I was initially drawn to the idea of writing and designing a storybook app because it would allow me to craft all parts of the experience to take full advantage of the tablet. I chose characters that would animate well and that had distinct abilities rooted in nature. This was why I cut the ladybug from the cast of main characters. Looking cute and wearing polka dots were passive qualities that did not relate to the activities of the other insects in the story.

After surveying current children’s apps, I chose to create a custom typeface to complement the illustrations. I also chose the technologies to code the app based on the types of interactive moments I wanted to create. I had originally planned to develop the app using Adobe Digital Publishing Suite, but I quickly realized that it was too limited to handle the amount of rich animations and diversity of interactions I was designing. I landed on using Adobe Flash Pro to animate and code the app. Flash was a great option for front-end app coding; the interface was similar to other graphic-design software, and the coding language, Actionscript, was similar to coding for the web in Javascript. Sound design was also a key component of the app experience, from sound effects to background music to voiceover narration. I commissioned the sound design from a childhood friend, Joshua Cipolla, who created multiple background music tracks that follow the arc of the story. Together, all of these deliberate decisions made my story into a more seamless and immersive experience.

In many ways, the story of the little bug reflects my own experiences these past two years in graduate school. Upon entering the Graphic Design MFA program at MICA with a background in theatre and little coursework in graphic design, I was overwhelmed by the skill and experience of my peers. I’ve met so many talented designers, screenprinters, letterpressers, coders and illustrators. I spent plenty of time thinking that my work wasn’t interesting enough, academic enough, or beautiful enough. Graduate school helped me focus on my personal growth as a designer while challenging and inspiring me to learn more. I hope my app inspires kids to stay curious about their environment and look forward to a lifetime of learning and growing.

Read More


The Little Bug was exhibited at the Maryland Institute of Art from March 28 to April 6, 2014.

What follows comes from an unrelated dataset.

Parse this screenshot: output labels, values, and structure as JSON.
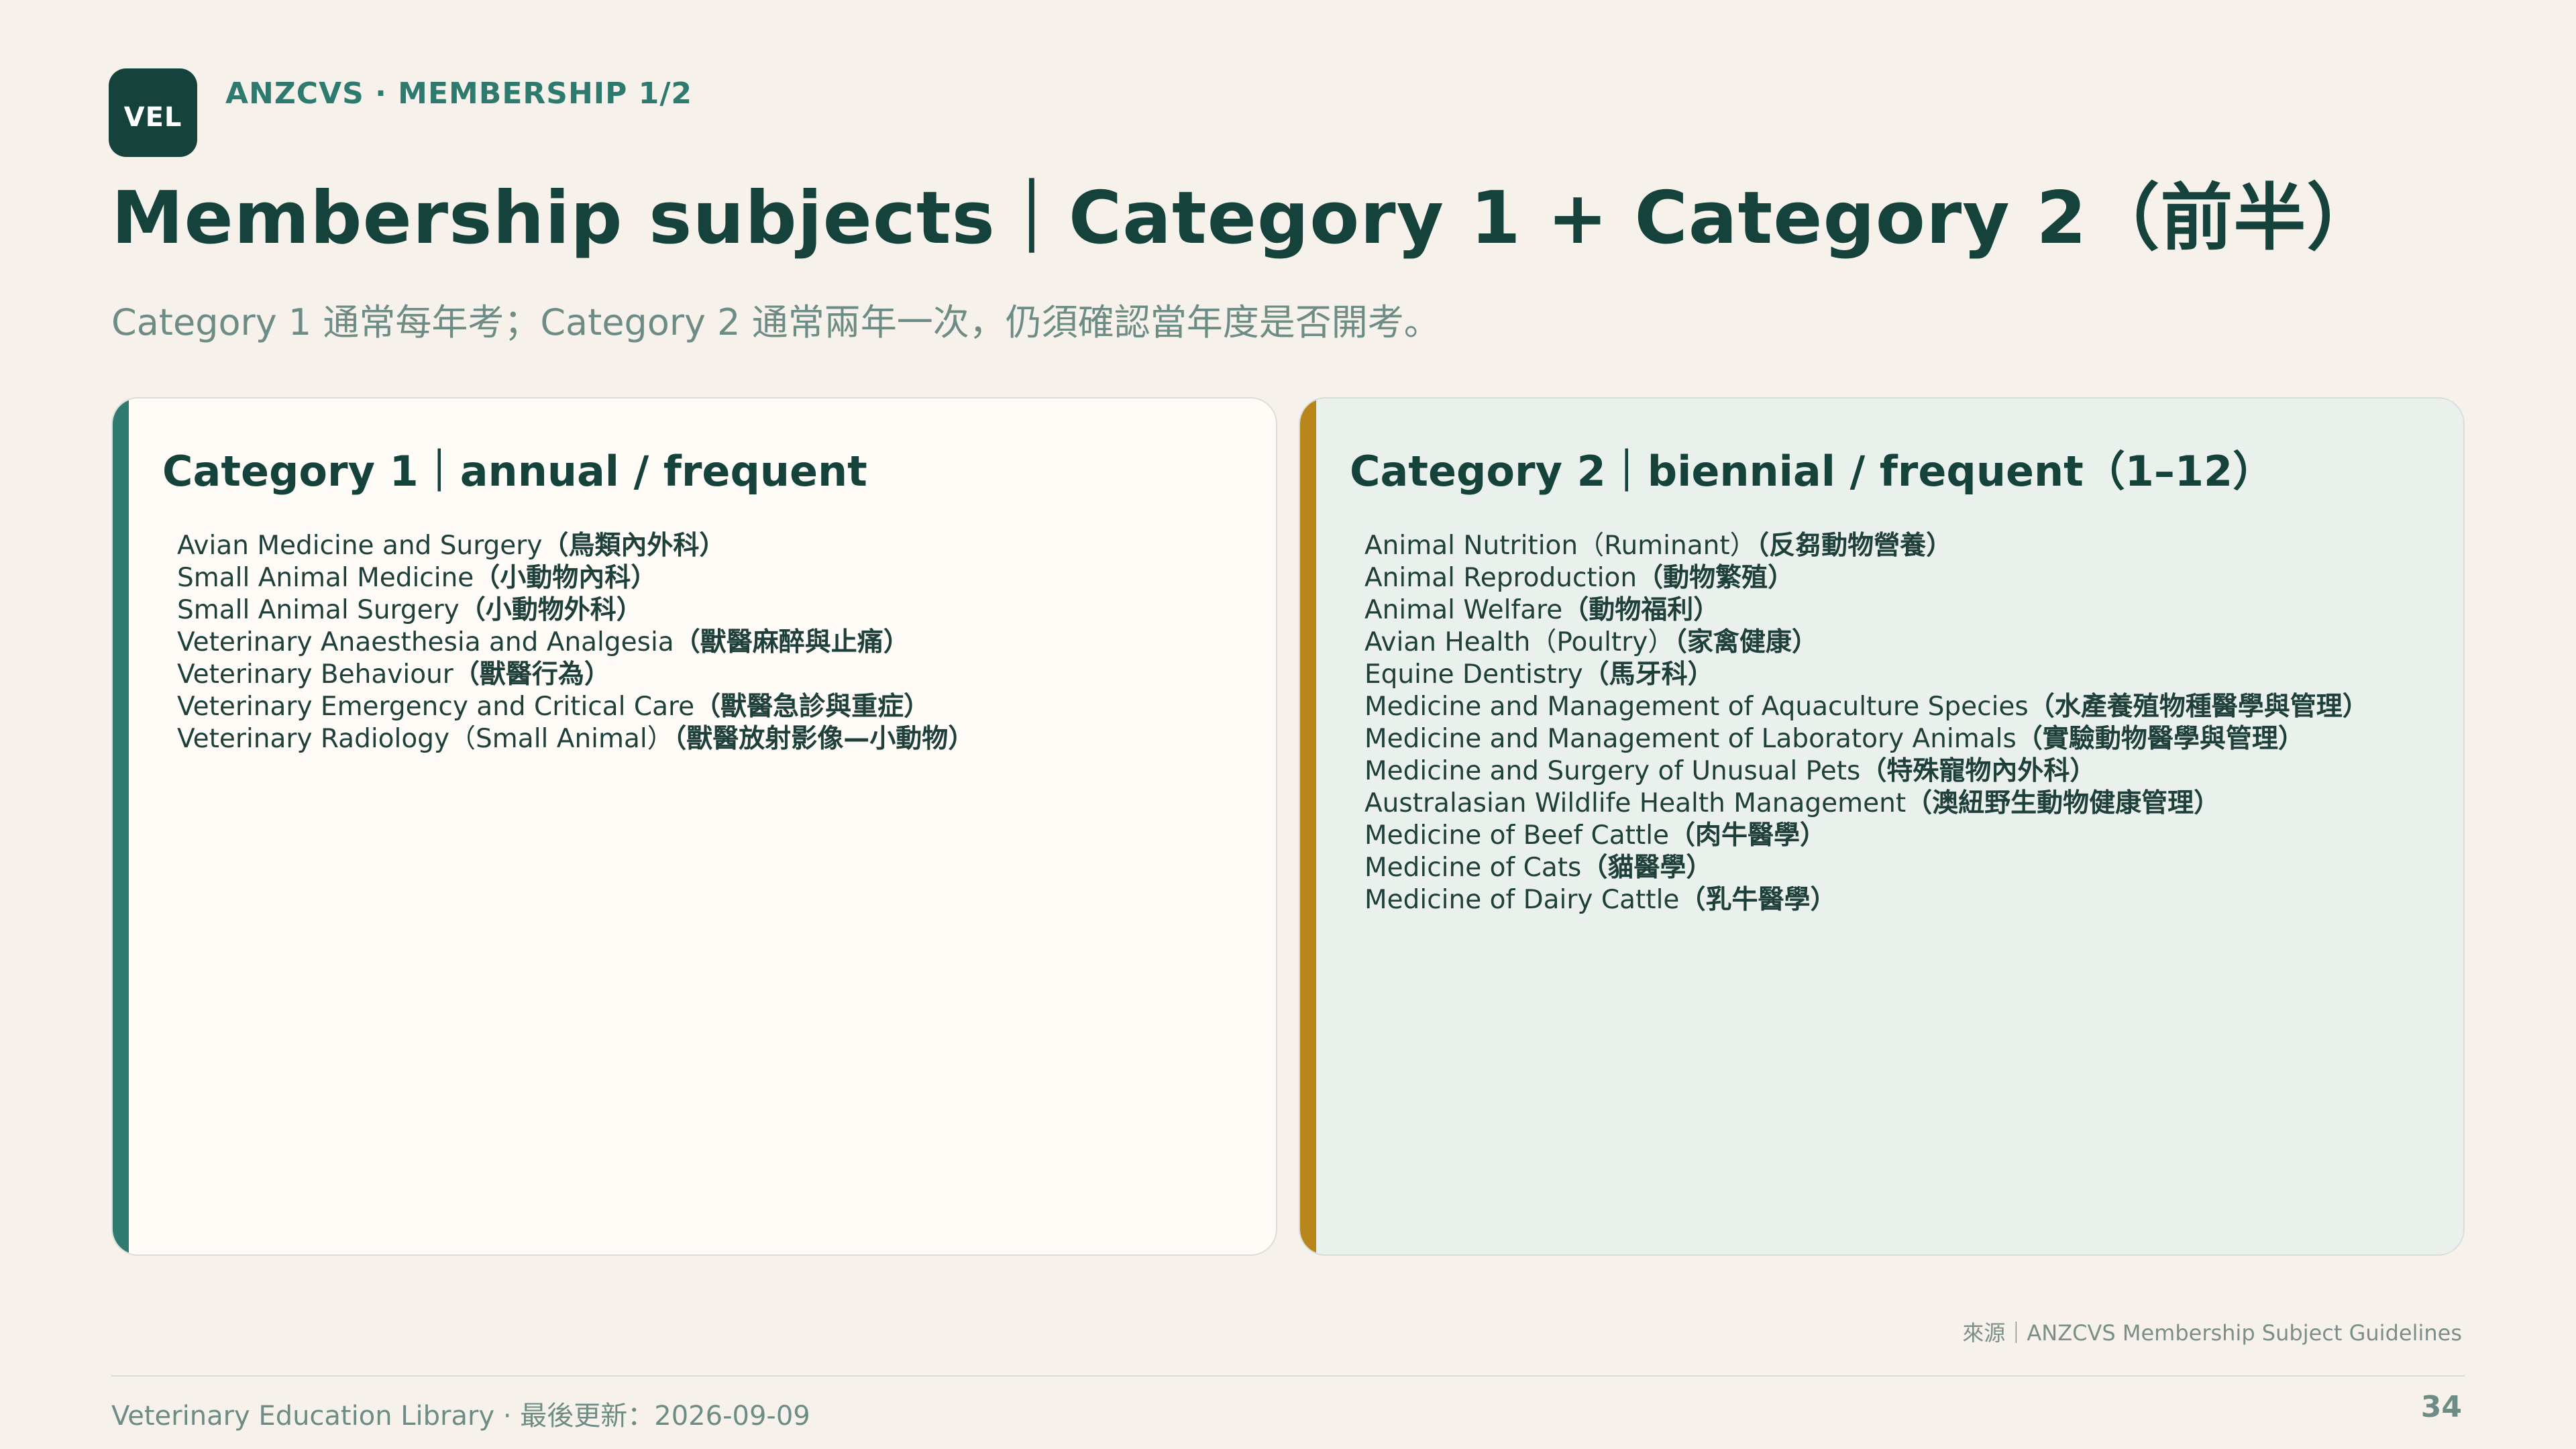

The exhibition design featured a station for demoing the app on the iPad, a type specimen of the custom typeface Katydid, huge vinyl decals of the bug illustrations, and a video walk-through of the app that played on the big screen.